Upcoming licensing changes for Windows Server 2016 were made public months ago, but a little reminder that they are now imminent doesn’t hurt. It’s time to double-check that your business is properly prepared.
After Windows Server 2016 becomes generally available on October 1, Microsoft will convert the licensing model for both the Standard and Datacenter editions of Windows Server 2016 from processor-based to core-based.
The company originally announced the licensing change late last year, so it’s time to get going if this has somehow slipped off your radar.
Why the Change?
Microsoft expects that core-based licensing will create a more consistent licensing metric across multicloud environments. The shift to a new licensing model is critical because, increasingly, software use is dynamic and fluctuates based on whether systems are on-premises, in the cloud or both.
The new licensing model should improve workload portability for Windows Server because the Azure Hybrid Use Benefit will let IT departments pay only the base compute rate as opposed to the full price for a Windows Server virtual machine.

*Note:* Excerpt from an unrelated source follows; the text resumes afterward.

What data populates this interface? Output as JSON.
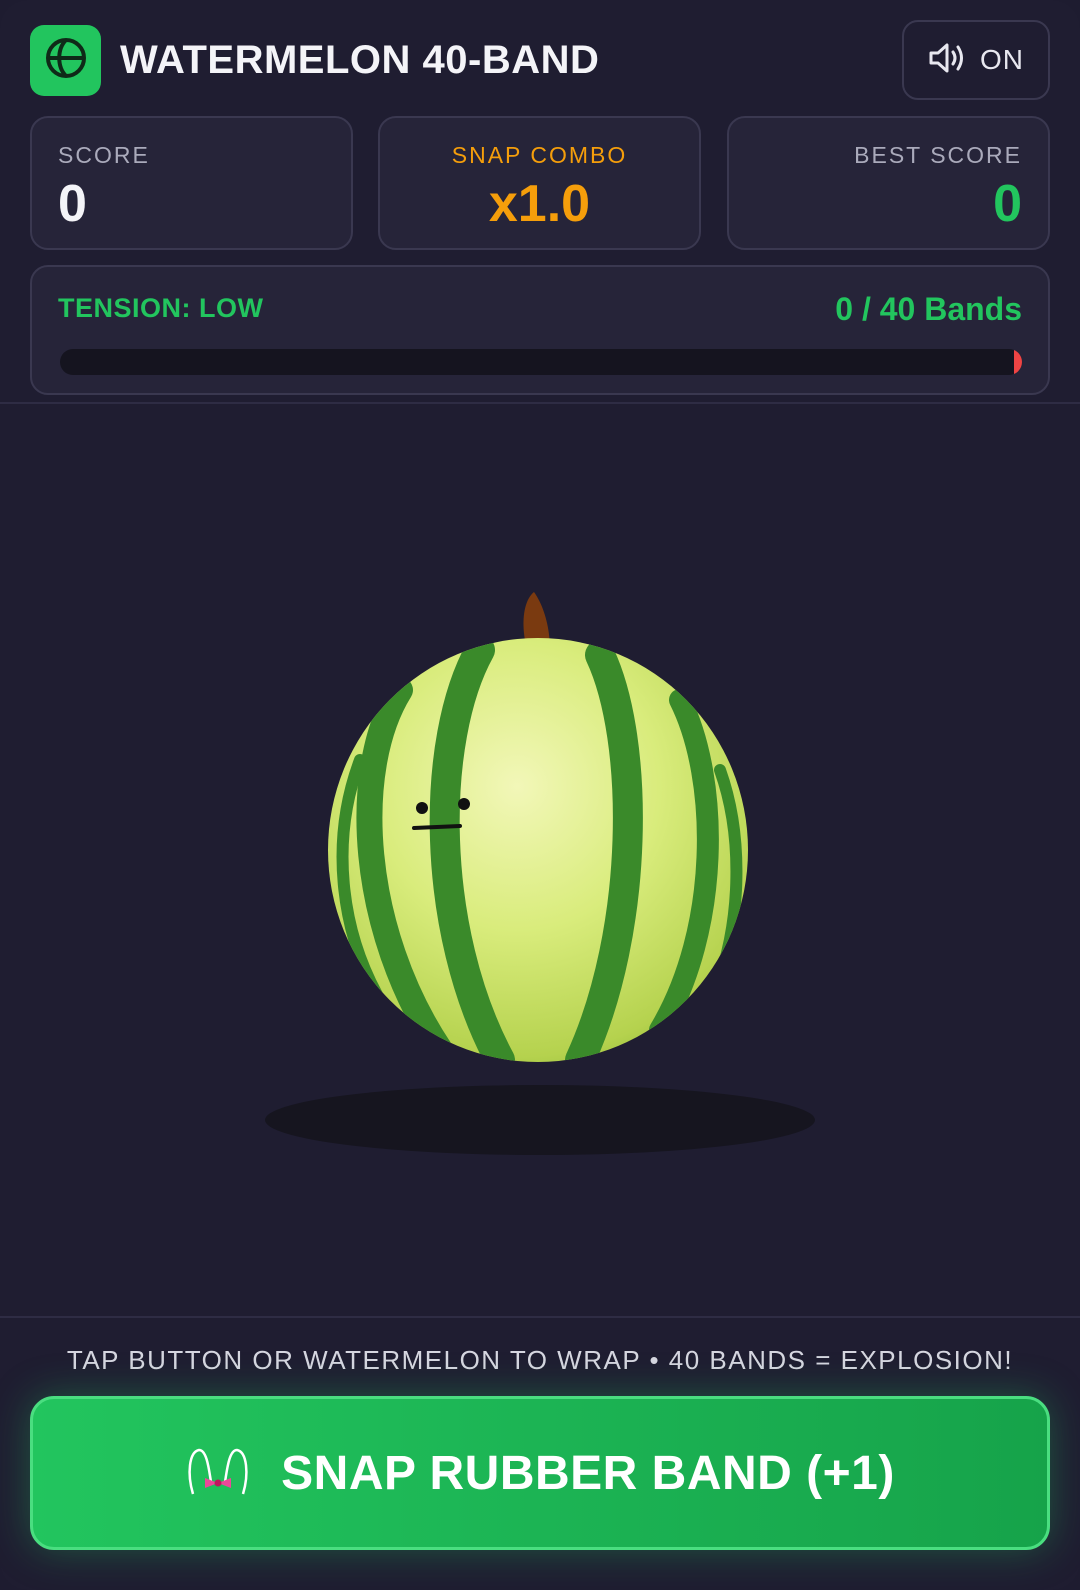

The new model also creates consistency with Microsoft’s main offerings. Come October, most Microsoft products — from Windows Server 2016 and SQL Server to BizTalk and Azure — will use core-based licensing.
Microsoft opted for core-based licensing because, like many other leading players in the industry, the company believes that the pricing model more fairly represents what a processor now contains.
What You Need to Do
Having worked with businesses of many sizes on licensing, I get questions about what steps an IT team needs to take to prepare for this licensing shift. Here’s a short checklist to help you get ready:
- Start with the basics. IT managers who want to license a physical server for Windows Server 2016 will need to buy licensing for 16 cores at minimum. This will give them the ability to install Windows Server on a physical machine with up to two processors that have up to eight cores each.
- Purchase any additional per-processor licenses ASAP. Want to delay a switch in how you must manage your licenses? IT departments that still prefer to license a new server host “per-processor” for the Standard and Datacenter versions of Windows Server 2016 need do so by September 30, before the new model takes effect. That way, your business can defer transitioning to cores until your Software Assurance investment renews.
- Notify accounting of the change. IT managers who expect to buy after October 1 should notify their finance and accounting departments that the new licensing model is coming and that there’s the potential for costs to change compared to previous billing cycles. Let your CDW licensing team help you plan for the transition, as you will have to cover more units than you have in the past, particularly as businesses generally are running more cores on their hosts.
- Evaluate closely the number of licenses you need, and then revisit your estimates once more. Because Microsoft will require that IT departments buy servers by the number of cores, the total units licensed will increase in some cases — particularly in highly virtualized environments — and that creates the potential to increase total cost. Organizations will need to look hard at their license needs to control costs and remain compliant, points out Gartner.
Still have concerns or questions about your organization’s specific situation? Check out CDW’s Software Cloud Subscriptions Center, or contact a CDW software license expert.